*ACTIVITY*. Gather each line containing the string "نیاز" from these entries.

*GIVEN DATA*.
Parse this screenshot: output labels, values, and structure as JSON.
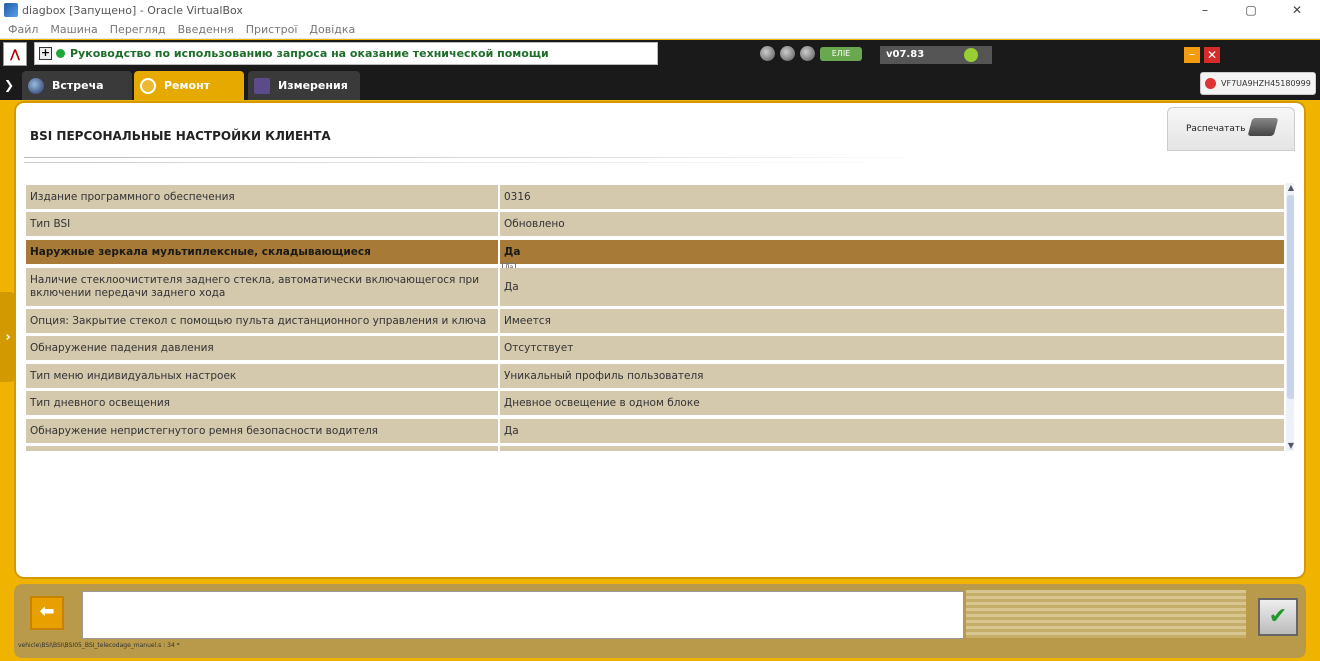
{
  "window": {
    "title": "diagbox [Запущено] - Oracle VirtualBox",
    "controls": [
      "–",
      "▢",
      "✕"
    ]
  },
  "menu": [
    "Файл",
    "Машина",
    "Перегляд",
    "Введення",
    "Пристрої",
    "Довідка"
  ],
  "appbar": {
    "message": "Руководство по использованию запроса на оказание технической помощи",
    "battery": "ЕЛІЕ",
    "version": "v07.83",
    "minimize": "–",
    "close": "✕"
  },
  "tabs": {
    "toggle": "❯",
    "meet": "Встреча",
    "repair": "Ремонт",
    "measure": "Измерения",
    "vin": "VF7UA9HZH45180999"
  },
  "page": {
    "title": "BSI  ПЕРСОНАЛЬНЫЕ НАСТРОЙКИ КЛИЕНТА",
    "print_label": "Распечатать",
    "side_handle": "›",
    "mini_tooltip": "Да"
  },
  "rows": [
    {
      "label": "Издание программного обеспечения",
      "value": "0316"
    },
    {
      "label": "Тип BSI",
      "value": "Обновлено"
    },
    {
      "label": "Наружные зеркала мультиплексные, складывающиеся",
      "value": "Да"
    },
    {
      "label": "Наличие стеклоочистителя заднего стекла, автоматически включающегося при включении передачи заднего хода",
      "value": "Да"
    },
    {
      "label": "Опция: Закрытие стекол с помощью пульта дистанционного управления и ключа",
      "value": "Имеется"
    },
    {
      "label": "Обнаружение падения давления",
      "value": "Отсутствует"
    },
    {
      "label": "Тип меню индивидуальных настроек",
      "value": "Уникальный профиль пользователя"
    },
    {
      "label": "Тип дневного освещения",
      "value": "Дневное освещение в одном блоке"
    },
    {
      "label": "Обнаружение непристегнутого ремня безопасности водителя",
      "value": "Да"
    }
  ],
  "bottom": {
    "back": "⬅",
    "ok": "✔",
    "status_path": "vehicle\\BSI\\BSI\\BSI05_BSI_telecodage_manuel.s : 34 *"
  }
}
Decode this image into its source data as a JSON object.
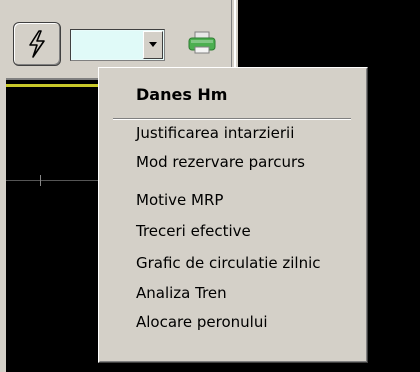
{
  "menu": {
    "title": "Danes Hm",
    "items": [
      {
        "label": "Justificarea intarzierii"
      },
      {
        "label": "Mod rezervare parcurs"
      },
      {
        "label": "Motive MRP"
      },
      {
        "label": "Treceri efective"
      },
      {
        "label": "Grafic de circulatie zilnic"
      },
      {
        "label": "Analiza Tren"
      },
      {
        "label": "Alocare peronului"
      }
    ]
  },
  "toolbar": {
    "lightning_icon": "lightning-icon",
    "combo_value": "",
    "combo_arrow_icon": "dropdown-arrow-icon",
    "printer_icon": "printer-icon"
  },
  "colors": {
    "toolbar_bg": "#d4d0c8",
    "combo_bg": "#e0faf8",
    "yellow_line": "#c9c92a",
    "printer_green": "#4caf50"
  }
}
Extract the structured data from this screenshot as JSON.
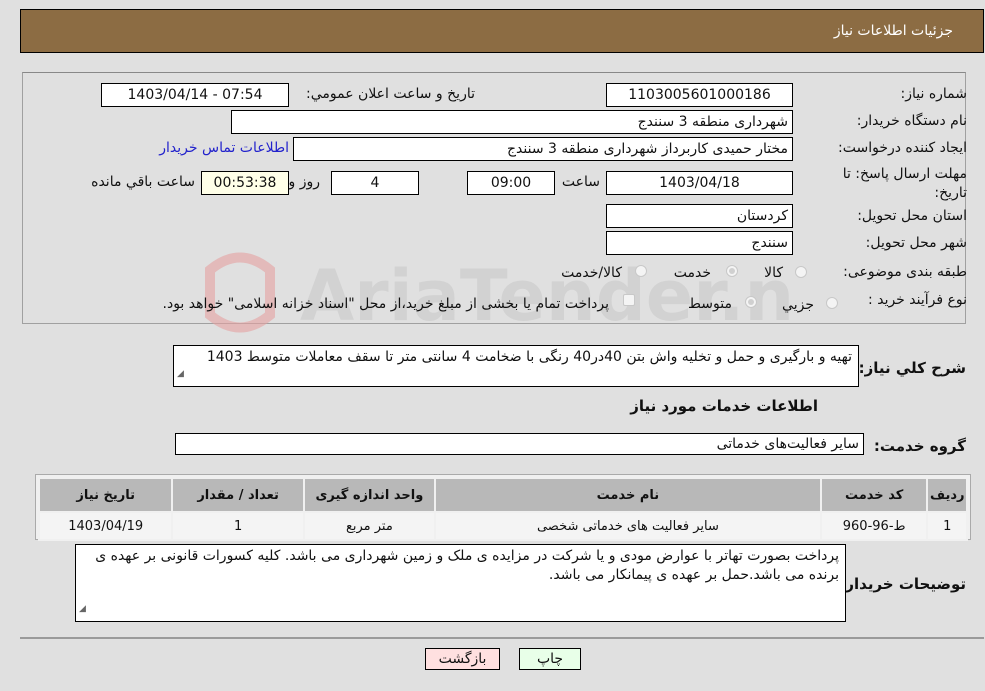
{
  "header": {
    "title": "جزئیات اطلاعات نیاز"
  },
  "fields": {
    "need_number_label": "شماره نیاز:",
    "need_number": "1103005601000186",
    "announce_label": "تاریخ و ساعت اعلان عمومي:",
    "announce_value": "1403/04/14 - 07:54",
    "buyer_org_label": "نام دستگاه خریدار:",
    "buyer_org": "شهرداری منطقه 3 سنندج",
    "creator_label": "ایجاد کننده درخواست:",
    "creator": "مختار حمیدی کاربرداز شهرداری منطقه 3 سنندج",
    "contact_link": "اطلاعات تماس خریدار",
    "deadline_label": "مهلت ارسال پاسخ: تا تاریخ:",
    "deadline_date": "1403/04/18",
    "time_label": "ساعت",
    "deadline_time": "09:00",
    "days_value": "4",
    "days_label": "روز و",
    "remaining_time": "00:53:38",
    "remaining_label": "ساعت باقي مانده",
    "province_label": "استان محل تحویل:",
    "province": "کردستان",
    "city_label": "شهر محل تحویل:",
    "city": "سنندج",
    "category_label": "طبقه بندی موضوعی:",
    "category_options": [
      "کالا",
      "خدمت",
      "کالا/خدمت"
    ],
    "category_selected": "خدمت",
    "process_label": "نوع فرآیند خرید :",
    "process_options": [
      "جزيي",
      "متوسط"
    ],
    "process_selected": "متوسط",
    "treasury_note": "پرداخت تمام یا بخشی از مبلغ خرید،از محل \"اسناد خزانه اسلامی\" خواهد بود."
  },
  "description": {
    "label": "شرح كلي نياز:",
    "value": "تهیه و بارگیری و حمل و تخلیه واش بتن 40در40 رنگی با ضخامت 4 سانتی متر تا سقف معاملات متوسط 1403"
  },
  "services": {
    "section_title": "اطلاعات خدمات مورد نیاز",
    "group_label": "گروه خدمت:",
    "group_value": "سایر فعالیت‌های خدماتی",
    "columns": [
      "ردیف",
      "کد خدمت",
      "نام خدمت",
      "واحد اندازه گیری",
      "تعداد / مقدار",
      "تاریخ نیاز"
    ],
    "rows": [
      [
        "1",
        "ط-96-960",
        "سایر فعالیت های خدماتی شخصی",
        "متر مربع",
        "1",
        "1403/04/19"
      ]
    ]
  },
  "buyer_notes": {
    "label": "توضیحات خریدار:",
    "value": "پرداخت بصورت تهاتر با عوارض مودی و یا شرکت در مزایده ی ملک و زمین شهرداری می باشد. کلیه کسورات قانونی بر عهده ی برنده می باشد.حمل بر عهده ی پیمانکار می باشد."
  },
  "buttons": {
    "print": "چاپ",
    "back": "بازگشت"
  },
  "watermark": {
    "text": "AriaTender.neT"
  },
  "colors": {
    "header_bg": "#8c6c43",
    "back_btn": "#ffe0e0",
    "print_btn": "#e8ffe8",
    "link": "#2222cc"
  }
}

*SOLUTION TO THIS PROBLEM*.
    "title": "جزئیات اطلاعات نیاز"
    "need_number_label": "شماره نیاز:",
    "section_title": "اطلاعات خدمات مورد نیاز",
      "تاریخ نیاز"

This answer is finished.